Alexander Zverev And Jo-Wilfried Tsonga Go Down In Big Upsets

Clive Brunskill/Getty Images
Clive Brunskill/Getty Images

Both the superstars in utero—Alexander Zverev, fresh off his first Masters title, and Nick Kyrgios, dealing with a hurt hip—drew tough first-round matchups. One flamed out while the other sailed through in straights, but the results reversed expectations: if you couldn’t identify the very frustrated arms above, they belong to Zverev, who fell to unseeded Fernando Verdasco, 6-4, 3-6, 6-4, 6-2.


Zverev met that classically vacant postgame question—what do you think made the difference today?—with a fitting response: “I played absolute shit made the difference. It’s quite simple.”

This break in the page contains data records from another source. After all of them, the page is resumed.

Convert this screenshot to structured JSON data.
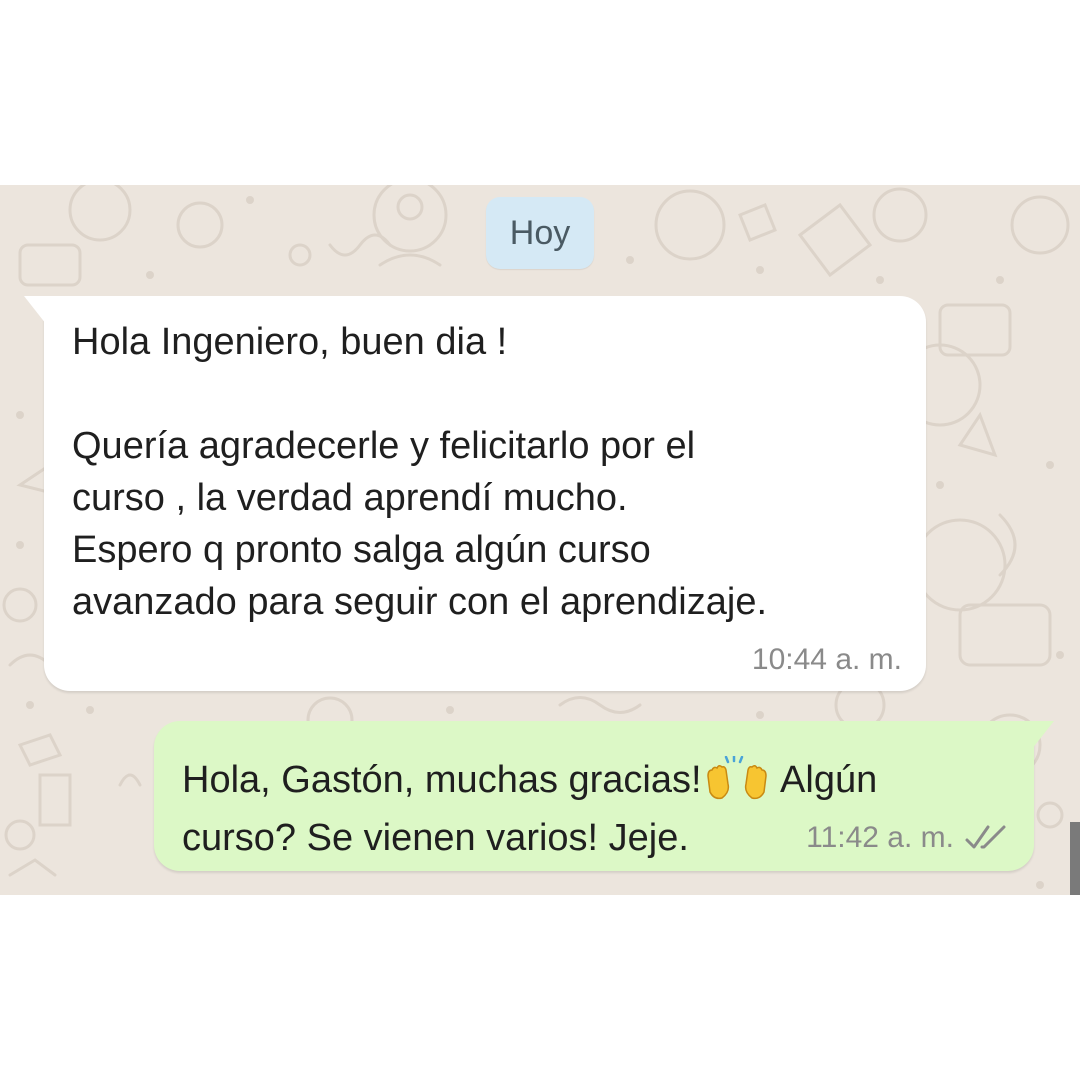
{
  "date_chip": {
    "label": "Hoy"
  },
  "messages": [
    {
      "direction": "incoming",
      "lines": [
        "Hola Ingeniero, buen dia !",
        "",
        "Quería agradecerle y felicitarlo por el",
        "curso , la verdad aprendí mucho.",
        "Espero q pronto salga algún curso",
        "avanzado para seguir con el aprendizaje."
      ],
      "time": "10:44 a. m."
    },
    {
      "direction": "outgoing",
      "line1_before_emoji": "Hola, Gastón, muchas gracias!",
      "emoji": "raising-hands-emoji",
      "line1_after_emoji": " Algún",
      "line2": "curso? Se vienen varios! Jeje.",
      "time": "11:42 a. m.",
      "status_icon": "double-check-icon"
    }
  ],
  "colors": {
    "wallpaper": "#ece5dd",
    "incoming_bubble": "#ffffff",
    "outgoing_bubble": "#dcf8c6",
    "date_chip": "#d5e9f5"
  }
}
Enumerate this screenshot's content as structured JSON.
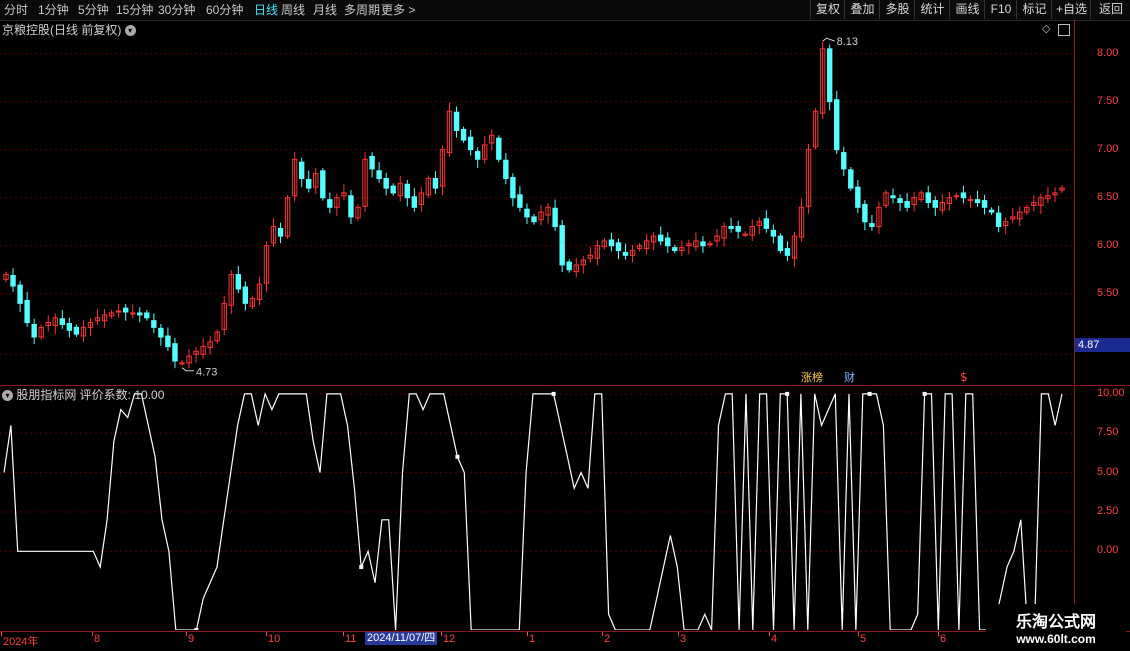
{
  "toolbar": {
    "tabs": [
      "分时",
      "1分钟",
      "5分钟",
      "15分钟",
      "30分钟",
      "60分钟",
      "日线",
      "周线",
      "月线",
      "多周期",
      "更多 >"
    ],
    "active_tab": "日线",
    "buttons": [
      "复权",
      "叠加",
      "多股",
      "统计",
      "画线",
      "F10",
      "标记",
      "+自选",
      "返回"
    ]
  },
  "main_chart": {
    "title": "京粮控股(日线 前复权)",
    "high_label": "8.13",
    "low_label": "4.73",
    "current_price": "4.87",
    "markers": {
      "zhangbang": "涨榜",
      "cai": "财",
      "dollar": "$"
    },
    "colors": {
      "up": "#ff3232",
      "down": "#54ffff",
      "grid": "#5a0000",
      "axis": "#ff4040"
    }
  },
  "sub_chart": {
    "title": "股朋指标网 评价系数: 10.00"
  },
  "time_axis": {
    "badge": "2024/11/07/四"
  },
  "watermark": {
    "line1": "乐淘公式网",
    "line2": "www.60lt.com"
  },
  "chart_data": [
    {
      "type": "candlestick",
      "title": "京粮控股(日线 前复权)",
      "y_ticks": [
        "8.00",
        "7.50",
        "7.00",
        "6.50",
        "6.00",
        "5.50"
      ],
      "ylim": [
        4.55,
        8.35
      ],
      "x_ticks": [
        "2024年",
        "8",
        "9",
        "10",
        "11",
        "12",
        "1",
        "2",
        "3",
        "4",
        "5",
        "6"
      ],
      "close": [
        5.7,
        5.58,
        5.4,
        5.2,
        5.05,
        5.15,
        5.2,
        5.25,
        5.18,
        5.12,
        5.08,
        5.15,
        5.2,
        5.25,
        5.28,
        5.3,
        5.32,
        5.31,
        5.3,
        5.28,
        5.25,
        5.15,
        5.05,
        4.95,
        4.8,
        4.78,
        4.85,
        4.9,
        4.95,
        5.0,
        5.1,
        5.4,
        5.7,
        5.55,
        5.4,
        5.45,
        5.6,
        6.0,
        6.2,
        6.1,
        6.5,
        6.9,
        6.7,
        6.6,
        6.75,
        6.5,
        6.4,
        6.5,
        6.55,
        6.3,
        6.4,
        6.9,
        6.8,
        6.7,
        6.6,
        6.55,
        6.65,
        6.5,
        6.4,
        6.55,
        6.7,
        6.6,
        7.0,
        7.4,
        7.2,
        7.1,
        7.0,
        6.9,
        7.05,
        7.15,
        6.9,
        6.7,
        6.5,
        6.4,
        6.3,
        6.25,
        6.35,
        6.4,
        6.2,
        5.8,
        5.75,
        5.8,
        5.85,
        5.9,
        6.0,
        6.05,
        6.0,
        5.95,
        5.9,
        5.95,
        6.0,
        6.05,
        6.1,
        6.05,
        6.0,
        5.95,
        5.98,
        6.02,
        6.05,
        6.0,
        6.02,
        6.1,
        6.2,
        6.18,
        6.15,
        6.12,
        6.2,
        6.25,
        6.18,
        6.1,
        5.95,
        5.9,
        6.1,
        6.4,
        7.0,
        7.4,
        8.05,
        7.5,
        7.0,
        6.8,
        6.6,
        6.4,
        6.25,
        6.2,
        6.4,
        6.55,
        6.5,
        6.45,
        6.4,
        6.5,
        6.55,
        6.45,
        6.4,
        6.45,
        6.5,
        6.52,
        6.5,
        6.48,
        6.45,
        6.4,
        6.35,
        6.2,
        6.25,
        6.3,
        6.35,
        6.4,
        6.45,
        6.5,
        6.52,
        6.55,
        6.6
      ],
      "notes": "approximate daily closes read from gridlines"
    },
    {
      "type": "line",
      "title": "股朋指标网 评价系数: 10.00",
      "y_ticks": [
        "10.00",
        "7.50",
        "5.00",
        "2.50",
        "0.00"
      ],
      "ylim": [
        -5.0,
        10.5
      ],
      "values": [
        5.0,
        8.0,
        0.0,
        0.0,
        0.0,
        0.0,
        0.0,
        0.0,
        0.0,
        0.0,
        0.0,
        0.0,
        0.0,
        0.0,
        -1.0,
        2.0,
        7.0,
        9.0,
        8.5,
        10.0,
        10.0,
        8.0,
        6.0,
        2.0,
        0.0,
        -5.0,
        -5.0,
        -5.0,
        -5.0,
        -3.0,
        -2.0,
        -1.0,
        2.0,
        5.0,
        8.0,
        10.0,
        10.0,
        8.0,
        10.0,
        9.0,
        10.0,
        10.0,
        10.0,
        10.0,
        10.0,
        7.0,
        5.0,
        10.0,
        10.0,
        10.0,
        8.0,
        4.0,
        -1.0,
        0.0,
        -2.0,
        2.0,
        2.0,
        -5.0,
        5.0,
        10.0,
        10.0,
        9.0,
        10.0,
        10.0,
        10.0,
        8.0,
        6.0,
        5.0,
        -5.0,
        -5.0,
        -5.0,
        -5.0,
        -5.0,
        -5.0,
        -5.0,
        -5.0,
        5.0,
        10.0,
        10.0,
        10.0,
        10.0,
        8.0,
        6.0,
        4.0,
        5.0,
        4.0,
        10.0,
        10.0,
        -4.0,
        -5.0,
        -5.0,
        -5.0,
        -5.0,
        -5.0,
        -5.0,
        -3.0,
        -1.0,
        1.0,
        -1.0,
        -5.0,
        -5.0,
        -5.0,
        -4.0,
        -5.0,
        8.0,
        10.0,
        10.0,
        -5.0,
        10.0,
        -5.0,
        10.0,
        10.0,
        -5.0,
        10.0,
        10.0,
        -5.0,
        10.0,
        -5.0,
        10.0,
        8.0,
        9.0,
        10.0,
        -5.0,
        10.0,
        -5.0,
        10.0,
        10.0,
        10.0,
        8.0,
        -5.0,
        -5.0,
        -5.0,
        -5.0,
        -4.0,
        10.0,
        10.0,
        -5.0,
        10.0,
        10.0,
        -5.0,
        10.0,
        10.0,
        -5.0,
        -5.0,
        -5.0,
        -3.0,
        -1.0,
        0.0,
        2.0,
        -5.0,
        -5.0,
        10.0,
        10.0,
        8.0,
        10.0
      ]
    }
  ]
}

His answer undersells the talents of Verdasco, a lefty Spaniard who bludgeons forehands and has beaten most of the greats in his long, mildly disappointing career; now at age 33, he’s basically a landmine lurking in any draw, a first-round matchup you’d rather avoid. After splitting the first two sets, the umpire suspended play, and when they resumed play on Tuesday morning a markedly worse Zverev got played off the court.

With the field as weak as it currently is, it’s tempting to get overeager about Zverev’s talents—he was among my candidates with any chance of upsetting Nadal—but revisit the surreal fact that the 20-year-old has yet to defeat a top 50 player in a best of five match. (Nick Kyrgios, meanwhile, moves onto the second round after beating the veteran Philipp Kohlscreiber 6-3, 7-6 (4), 6-3.)

Today the top Frenchman was dismissed from his home Slam. Twelfth-seeded Jo-Wilfried Tsonga, who finally seemed to be finding his feet on clay, was deflated by Renzo Olivo, a 25-year-old Argentine who had only played three other Grand Slam matches in his life. Tsonga played well when charging the net—his backhand volley in particular is a beautiful, knifing thing—but somehow couldn’t match Olivo from the baseline. This match was suspended yesterday, at the tail end of the fourth set, and this morning Tsonga lasted mere minutes before shuffling to the net in defeat.

Tsonga was a little more reserved in his post-upset remarks than Zverev. “Last week I won my first-ever clay tournament. And today I lost at the French Open. It’s the paradox of tennis,” said the 32-year-old Tsonga, after his worst run at this tournament since 2005. The French are now free to pin their hopes on Lucas Pouille, who just cleared the second round for the first time in his career, or, as always, Gael Monfils.